Left side snapped on.
I gathered the right side a bit more than the left, and sewed it to the front panel of the skirt, ending at about the left skirt dart. This side snaps to the left, and the skirt snaps down the side opening. (I ended up using pins between the bodice snap and the skirt opening; should add a couple more snaps.)


I made up the collar and then sewed it to the wool layer (this is why the shoulder seams have to be done separately in each layer), slipstitching the lining inside. The cuffs were done in reverse, having one side of the cuff sewn to the sleeve, then the other folded down and slipstitched to the inside.

Me with Julie and Dan before leaving for the Met.
I had some problems with the sleeves - the pattern pieces are cut to make quite a puff at the top, which doesn't show in the pattern drawing. My wool is kind of a winter suit-weight, and I didn't want a big puff anyway, so I tried to cut them down, with some success. The crossover had to be pinned in place with a cameo brooch, as it wanted to puff too much.

Hair is tricky for me, as mine is currently just below my shoulders. For this period and the 1920s, I twist side pieces of my hair to fluff out, and usually make a very low bun - due to the length, I had to just roll up the back and try to fasten it, but I ended up redoing it constantly. I bought a trio of black plumes to try to use as ornaments, but in the end I knew I wouldn't be able to manage that. (Look out for black feathers on my Etsy store. Just tell me if you're interested!) So nothing interesting in my hair.

Overall, I think this is a very good, accurate pattern, provided that you ignore the instructions. It really is basic enough to be altered into some of the variations I gave above. I would love to use it again to make the green-striped dress with the buttons down the crossover and on the skirt.

And as a present for reading this far, here is the CBS This Morning segment that we appeared in:



(I don't want to present it totally without comment, so let me just quickly add: Chanel didn't invent the little black dress.)

Renoirs

(I've called these Tissots in a couple of places, which, to be fair, they're both artist names with the same letter at the beginning and end. And both use an assortment of vowels and consonants!)

I don't have the number of reenacting shoes I would like. Generally I make do with my Fugawee Annas (for the 18th century and some of the 19th), modern brown flats (for all evening and Regency occasions), and Gibsons (20th century). But I am gearing up for an Early Bustle wedding, and it seems appropriate to have proper shoes for a wedding, so I got involved with the Renoir preorder.
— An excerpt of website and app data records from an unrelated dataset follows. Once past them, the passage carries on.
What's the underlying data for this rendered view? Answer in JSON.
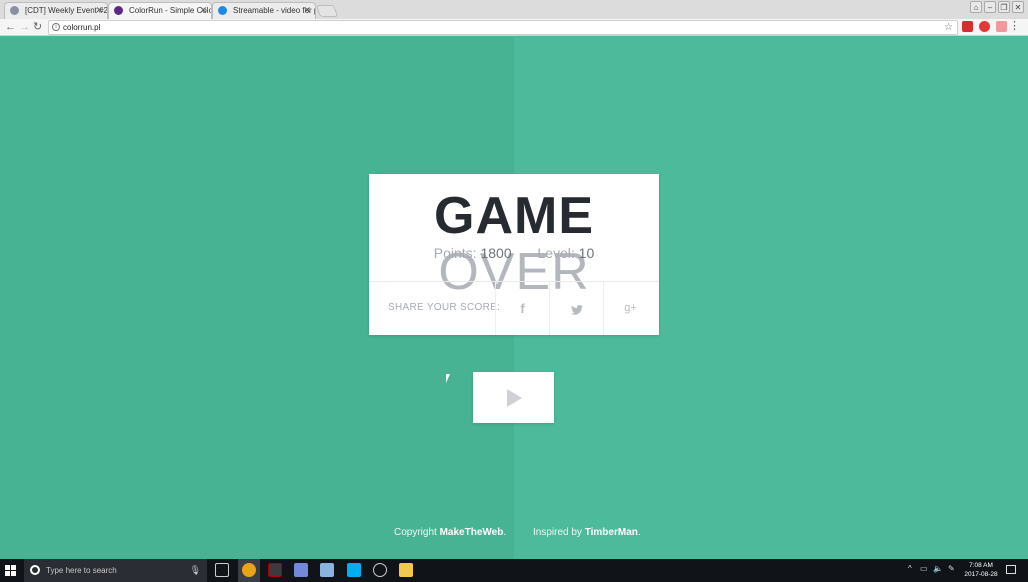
{
  "browser": {
    "tabs": [
      {
        "label": "[CDT] Weekly Event #27",
        "favicon_color": "#8a8fa3"
      },
      {
        "label": "ColorRun - Simple Colo",
        "favicon_color": "#5b2a86"
      },
      {
        "label": "Streamable - video for p",
        "favicon_color": "#1e88e5"
      }
    ],
    "url": "colorrun.pl"
  },
  "game": {
    "title_bold": "GAME",
    "title_light": "OVER",
    "points_label": "Points:",
    "points_value": "1800",
    "level_label": "Level:",
    "level_value": "10",
    "share_label": "SHARE YOUR SCORE:",
    "share_icons": [
      "f",
      "t",
      "g+"
    ]
  },
  "footer": {
    "copyright_prefix": "Copyright",
    "copyright_name": "MakeTheWeb",
    "inspired_prefix": "Inspired by",
    "inspired_name": "TimberMan"
  },
  "taskbar": {
    "search_placeholder": "Type here to search",
    "time": "7:08 AM",
    "date": "2017-08-28"
  },
  "colors": {
    "bg_left": "#47b393",
    "bg_right": "#4dbb9b",
    "title_dark": "#272a31",
    "title_light": "#b3b6bc"
  }
}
But I needed them to be black, and of course they inherently require alteration with the buttons, so I let them sit around until very recently, when I realized that they would work for this outfit and I should finish them.

Post-dye, pre-polish

Finished!

The dye was more watery than I was expected, and at first I was dribbling it around. It's on the sole! Another thing to beware is that if you dye the area with the original holes for the buttons lying flat, the dye will seep into the lining. Don't let it happen, it will annoy you. Also, polishing requires a lot more buffing than you might expect - I'm still getting some on my fingers. But I feel that the dyed and polished black makes for a deeper, fuller color than a factory dye.

I wore these to my volunteer position on the Wednesday before Halloween in order to break them in, and they were very comfortable. Bear in mind, I have flat feet and normally wear insoles and no heels - here, short heels and no insoles. So I decided to wear them down to New York in order to save on packing.

The story of my travels within New York is long and stupid; let it suffice to say that I did a lot of extra, unnecessary walking. I'm pretty sure that if I hadn't done all that extra walking at a city speed, I wouldn't have rubbed a tiny spot on my ankle raw - it didn't happen until about 8pm. These are so comfortable! I'm sure that at any event where you aren't constantly forgetting things and having to rush back to get them, these would not cause any problems. The Renoir boots get my wholehearted approval! I can't wait to wear them to another event.